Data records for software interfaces
★ ★ ★ ★ ★

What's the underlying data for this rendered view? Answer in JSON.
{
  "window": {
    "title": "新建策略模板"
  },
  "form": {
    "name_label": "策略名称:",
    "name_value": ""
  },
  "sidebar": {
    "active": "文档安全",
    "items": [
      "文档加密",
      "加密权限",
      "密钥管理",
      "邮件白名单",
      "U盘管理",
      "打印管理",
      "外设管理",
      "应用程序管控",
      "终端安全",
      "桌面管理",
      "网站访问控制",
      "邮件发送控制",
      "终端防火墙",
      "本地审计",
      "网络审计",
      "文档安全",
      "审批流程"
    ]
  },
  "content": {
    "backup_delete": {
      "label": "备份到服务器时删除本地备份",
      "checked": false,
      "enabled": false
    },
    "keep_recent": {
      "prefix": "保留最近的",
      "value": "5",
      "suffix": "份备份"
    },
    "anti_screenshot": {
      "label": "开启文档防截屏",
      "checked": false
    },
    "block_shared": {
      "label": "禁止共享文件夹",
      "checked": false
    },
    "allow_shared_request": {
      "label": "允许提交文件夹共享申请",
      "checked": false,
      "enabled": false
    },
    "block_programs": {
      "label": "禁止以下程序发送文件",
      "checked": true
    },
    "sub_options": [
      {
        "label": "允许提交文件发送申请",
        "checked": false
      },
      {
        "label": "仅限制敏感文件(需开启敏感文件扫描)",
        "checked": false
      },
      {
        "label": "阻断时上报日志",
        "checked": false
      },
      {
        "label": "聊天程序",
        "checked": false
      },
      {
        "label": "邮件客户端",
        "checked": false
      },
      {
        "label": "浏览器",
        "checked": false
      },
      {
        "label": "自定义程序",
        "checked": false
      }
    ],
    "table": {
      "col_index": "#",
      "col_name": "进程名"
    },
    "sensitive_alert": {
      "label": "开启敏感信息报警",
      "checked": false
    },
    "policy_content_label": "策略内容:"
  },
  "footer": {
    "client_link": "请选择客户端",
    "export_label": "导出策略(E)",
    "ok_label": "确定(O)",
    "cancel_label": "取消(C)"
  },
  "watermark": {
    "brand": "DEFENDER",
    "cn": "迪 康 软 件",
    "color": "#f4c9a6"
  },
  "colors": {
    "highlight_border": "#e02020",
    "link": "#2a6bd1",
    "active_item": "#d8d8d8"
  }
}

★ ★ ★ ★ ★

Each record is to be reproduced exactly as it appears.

What's the underlying data for this rendered view? Answer in JSON.
{
  "window": {
    "title": "新建策略模板"
  },
  "form": {
    "name_label": "策略名称:",
    "name_value": ""
  },
  "sidebar": {
    "active": "文档安全",
    "items": [
      "文档加密",
      "加密权限",
      "密钥管理",
      "邮件白名单",
      "U盘管理",
      "打印管理",
      "外设管理",
      "应用程序管控",
      "终端安全",
      "桌面管理",
      "网站访问控制",
      "邮件发送控制",
      "终端防火墙",
      "本地审计",
      "网络审计",
      "文档安全",
      "审批流程"
    ]
  },
  "content": {
    "backup_delete": {
      "label": "备份到服务器时删除本地备份",
      "checked": false,
      "enabled": false
    },
    "keep_recent": {
      "prefix": "保留最近的",
      "value": "5",
      "suffix": "份备份"
    },
    "anti_screenshot": {
      "label": "开启文档防截屏",
      "checked": false
    },
    "block_shared": {
      "label": "禁止共享文件夹",
      "checked": false
    },
    "allow_shared_request": {
      "label": "允许提交文件夹共享申请",
      "checked": false,
      "enabled": false
    },
    "block_programs": {
      "label": "禁止以下程序发送文件",
      "checked": true
    },
    "sub_options": [
      {
        "label": "允许提交文件发送申请",
        "checked": false
      },
      {
        "label": "仅限制敏感文件(需开启敏感文件扫描)",
        "checked": false
      },
      {
        "label": "阻断时上报日志",
        "checked": false
      },
      {
        "label": "聊天程序",
        "checked": false
      },
      {
        "label": "邮件客户端",
        "checked": false
      },
      {
        "label": "浏览器",
        "checked": false
      },
      {
        "label": "自定义程序",
        "checked": false
      }
    ],
    "table": {
      "col_index": "#",
      "col_name": "进程名"
    },
    "sensitive_alert": {
      "label": "开启敏感信息报警",
      "checked": false
    },
    "policy_content_label": "策略内容:"
  },
  "footer": {
    "client_link": "请选择客户端",
    "export_label": "导出策略(E)",
    "ok_label": "确定(O)",
    "cancel_label": "取消(C)"
  },
  "watermark": {
    "brand": "DEFENDER",
    "cn": "迪 康 软 件",
    "color": "#f4c9a6"
  },
  "colors": {
    "highlight_border": "#e02020",
    "link": "#2a6bd1",
    "active_item": "#d8d8d8"
  }
}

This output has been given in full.